The catch -- and it's a big one -- is that the Californian legal pot market is in desperate need of a regulatory overhaul. Burdensome tax rates and a licensing bottleneck for dispensaries have kept the black market firmly in the picture. In fact, it's an open secret in the Golden State that most licensed companies still sell illicit cannabis in order to remain economically viable.

Cresco, in turn, may have made a crucial mistake with this merger. If California can get its house in order, though, Cresco should be a prime beneficiary. Longer-term, the company is also sitting in the catbird seat in the event cannabis is rescheduled at the federal level. This American pot stock is definitely a high-risk play due to the legal hurdles that currently exist at both the state and federal levels. But there's also a chance that Cresco might be a big winner once these legal headwinds are resolved.  

4. Cronos Group: An innovative approach to cannabis

Cronos Group (NASDAQ:CRON) has taken a lot of flak for its cautious approach to business development in the past. But this conservative strategy appears to be a stroke of genius in light of how the industry has evolved over the past year. Instead of using its multibillion-dollar investment from Altria (NYSE:MO) on a merger and acquisition spree, Cronos has quietly focused on research and development, most notably through a biofermentation partnership with Ginkgo Bioworks.

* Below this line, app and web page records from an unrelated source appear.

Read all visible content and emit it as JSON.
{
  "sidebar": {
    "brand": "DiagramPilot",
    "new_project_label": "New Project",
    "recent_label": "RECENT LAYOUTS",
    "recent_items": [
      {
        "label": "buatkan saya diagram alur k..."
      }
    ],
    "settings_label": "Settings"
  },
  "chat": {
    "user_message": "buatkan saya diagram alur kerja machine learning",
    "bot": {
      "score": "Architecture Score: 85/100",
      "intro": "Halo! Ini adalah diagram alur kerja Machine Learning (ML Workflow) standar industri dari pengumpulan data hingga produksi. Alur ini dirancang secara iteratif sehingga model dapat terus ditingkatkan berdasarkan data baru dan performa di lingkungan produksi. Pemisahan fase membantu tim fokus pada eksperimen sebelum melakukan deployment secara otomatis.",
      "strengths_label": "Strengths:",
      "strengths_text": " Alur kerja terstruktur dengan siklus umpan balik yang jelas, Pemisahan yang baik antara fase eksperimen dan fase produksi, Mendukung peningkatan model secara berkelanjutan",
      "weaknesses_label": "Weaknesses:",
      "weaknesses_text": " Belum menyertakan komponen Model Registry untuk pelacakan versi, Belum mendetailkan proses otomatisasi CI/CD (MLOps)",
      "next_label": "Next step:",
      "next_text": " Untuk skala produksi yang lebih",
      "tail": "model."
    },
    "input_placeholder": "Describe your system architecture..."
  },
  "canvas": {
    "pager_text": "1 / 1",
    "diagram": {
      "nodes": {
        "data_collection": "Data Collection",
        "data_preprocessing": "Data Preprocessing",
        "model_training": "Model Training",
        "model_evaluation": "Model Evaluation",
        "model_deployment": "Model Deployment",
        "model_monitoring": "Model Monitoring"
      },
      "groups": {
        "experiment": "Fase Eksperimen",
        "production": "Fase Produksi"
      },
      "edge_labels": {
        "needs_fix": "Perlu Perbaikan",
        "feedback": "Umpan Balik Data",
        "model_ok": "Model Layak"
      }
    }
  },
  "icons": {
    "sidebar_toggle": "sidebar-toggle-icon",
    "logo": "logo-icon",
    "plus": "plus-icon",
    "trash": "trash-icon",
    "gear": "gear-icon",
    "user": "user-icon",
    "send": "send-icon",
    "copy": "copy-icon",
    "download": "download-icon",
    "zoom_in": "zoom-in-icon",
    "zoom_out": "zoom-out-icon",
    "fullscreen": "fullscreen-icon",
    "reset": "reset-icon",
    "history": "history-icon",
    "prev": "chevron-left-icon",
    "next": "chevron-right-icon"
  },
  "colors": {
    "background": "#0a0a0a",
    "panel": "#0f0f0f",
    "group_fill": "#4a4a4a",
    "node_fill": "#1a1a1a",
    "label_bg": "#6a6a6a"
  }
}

The long and short of it is that Cronos is basically prepping for the day the United States ends federal prohibition on marijuana. Once this happens, Cronos should be able to quickly ratchet up production by taking advantage of Altria's network of contract farmers. It will also likely be able to roll out one of the most technologically advanced lineups of derivative products. Cronos is clearly playing the long game -- a strategy that should pay off handsomely for patient shareholders. 

5. OrganiGram Holdings: Canada's most efficient grower

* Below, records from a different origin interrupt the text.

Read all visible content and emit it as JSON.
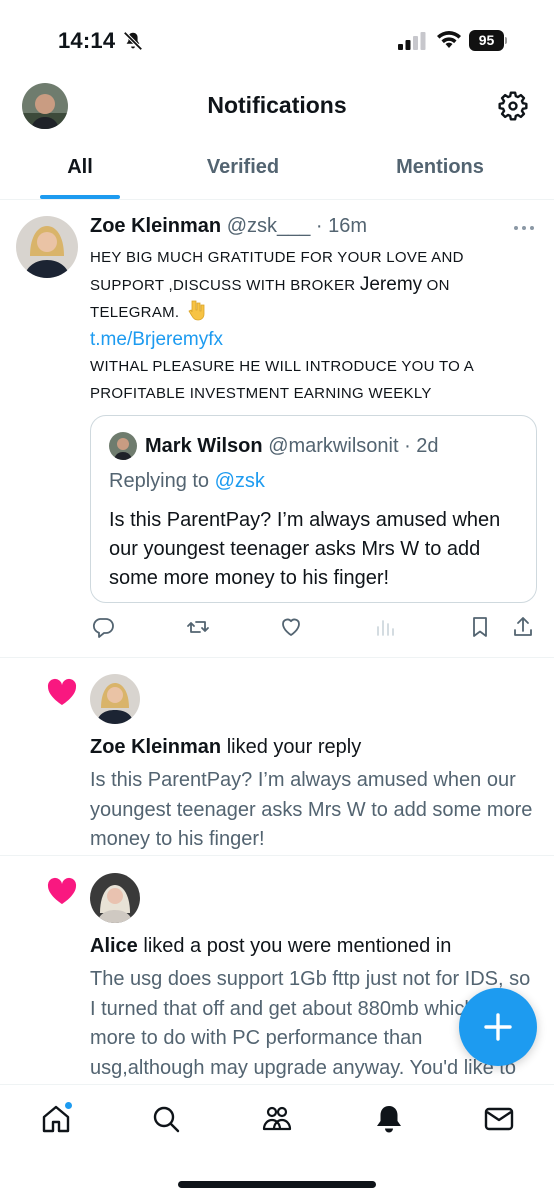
{
  "status_bar": {
    "time": "14:14",
    "battery": "95"
  },
  "header": {
    "title": "Notifications"
  },
  "tabs": [
    {
      "label": "All",
      "active": true
    },
    {
      "label": "Verified",
      "active": false
    },
    {
      "label": "Mentions",
      "active": false
    }
  ],
  "tweet": {
    "name": "Zoe Kleinman",
    "handle": "@zsk___",
    "time": "16m",
    "body": {
      "line1": "HEY BIG MUCH GRATITUDE FOR YOUR LOVE AND",
      "line2": "SUPPORT ,DISCUSS WITH BROKER ",
      "line2_name": "Jeremy",
      "line2_end": " ON",
      "line3": "TELEGRAM.",
      "link": "t.me/Brjeremyfx",
      "line5": "WITHAL PLEASURE HE WILL INTRODUCE YOU TO A",
      "line6": "PROFITABLE INVESTMENT EARNING WEEKLY"
    },
    "quote": {
      "name": "Mark Wilson",
      "handle": "@markwilsonit",
      "time": "2d",
      "replying_prefix": "Replying to ",
      "replying_to": "@zsk",
      "text": "Is this ParentPay? I’m always amused when our youngest teenager asks Mrs W to add some more money to his finger!"
    }
  },
  "notifications": [
    {
      "name": "Zoe Kleinman",
      "action": " liked your reply",
      "text": "Is this ParentPay? I’m always amused when our youngest teenager asks Mrs W to add some more money to his finger!"
    },
    {
      "name": "Alice",
      "action": " liked a post you were mentioned in",
      "text": "The usg does support 1Gb fttp just not for IDS, so I turned that off and get about 880mb which is more to do with PC performance than usg,although may upgrade anyway. You'd like to think a broadcast standard would get you..."
    }
  ],
  "colors": {
    "accent": "#1d9bf0",
    "like": "#f91880",
    "secondary_text": "#536471"
  },
  "icons": [
    "bell-off-icon",
    "signal-icon",
    "wifi-icon",
    "gear-icon",
    "more-icon",
    "reply-icon",
    "retweet-icon",
    "like-icon",
    "views-icon",
    "bookmark-icon",
    "share-icon",
    "heart-icon",
    "plus-icon",
    "home-icon",
    "search-icon",
    "community-icon",
    "bell-icon",
    "mail-icon"
  ]
}
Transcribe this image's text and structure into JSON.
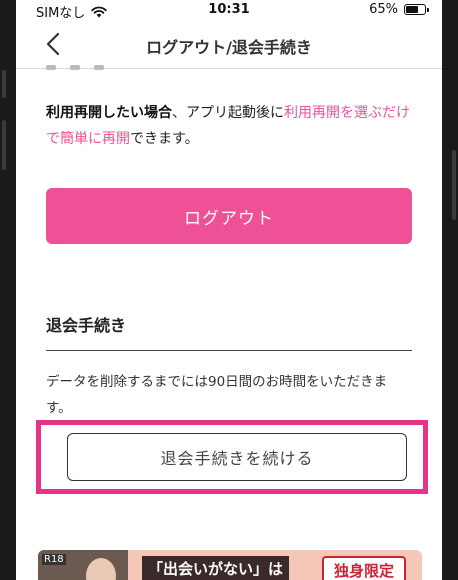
{
  "status_bar": {
    "carrier": "SIMなし",
    "time": "10:31",
    "battery_percent": "65%",
    "battery_level": 0.65
  },
  "nav": {
    "title": "ログアウト/退会手続き",
    "back_icon": "chevron-left-icon"
  },
  "restart": {
    "bold_lead": "利用再開したい場合",
    "text1": "、アプリ起動後に",
    "link1": "利用再開を選ぶ",
    "link2": "だけで簡単に再開",
    "text2": "できます。"
  },
  "logout_button_label": "ログアウト",
  "withdraw": {
    "section_title": "退会手続き",
    "description": "データを削除するまでには90日間のお時間をいただきます。",
    "button_label": "退会手続きを続ける",
    "highlight_color": "#e6338a"
  },
  "ad": {
    "tag": "R18",
    "headline": "「出会いがない」は",
    "badge": "独身限定"
  },
  "colors": {
    "accent": "#ef5196"
  }
}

OrganiGram Holdings (NASDAQ:OGI) is firmly in the middle rung of Canadian pot growers. The company's size, however, belies its stellar long-term value proposition. The fact of the matter is that OrganiGram punches well above its weight, thanks to a proprietary three-level indoor growing system and a laserlike focus on cost controls. The result is that the company is on track to achieve sustained profitability well before most of its peers (with perhaps the exception of Aphria). OrganiGram's cash runway should thus turn out to be among the best in the industry. That's a big advantage in an industry where fresh capital is quickly becoming hard to dig up.

The company also has another, somewhat hidden competitive advantage. By going small, so to speak, OrganiGram didn't take on vast amounts of leverage immediately out of the gate. So as the industry matures and additional market opportunities open up in Canada and abroad, it should be able to scale up to capitalize on these longer-term opportunities as they become available. Some of its chief competitors, on the other hand, are so laden with debt right now that they may ultimately fade from the picture well before the legal cannabis market lives up to the hype. In brief, OrganiGram may be a small-cap company now, but it definitely has the potential to evolve into a large-cap giant by the end of the decade.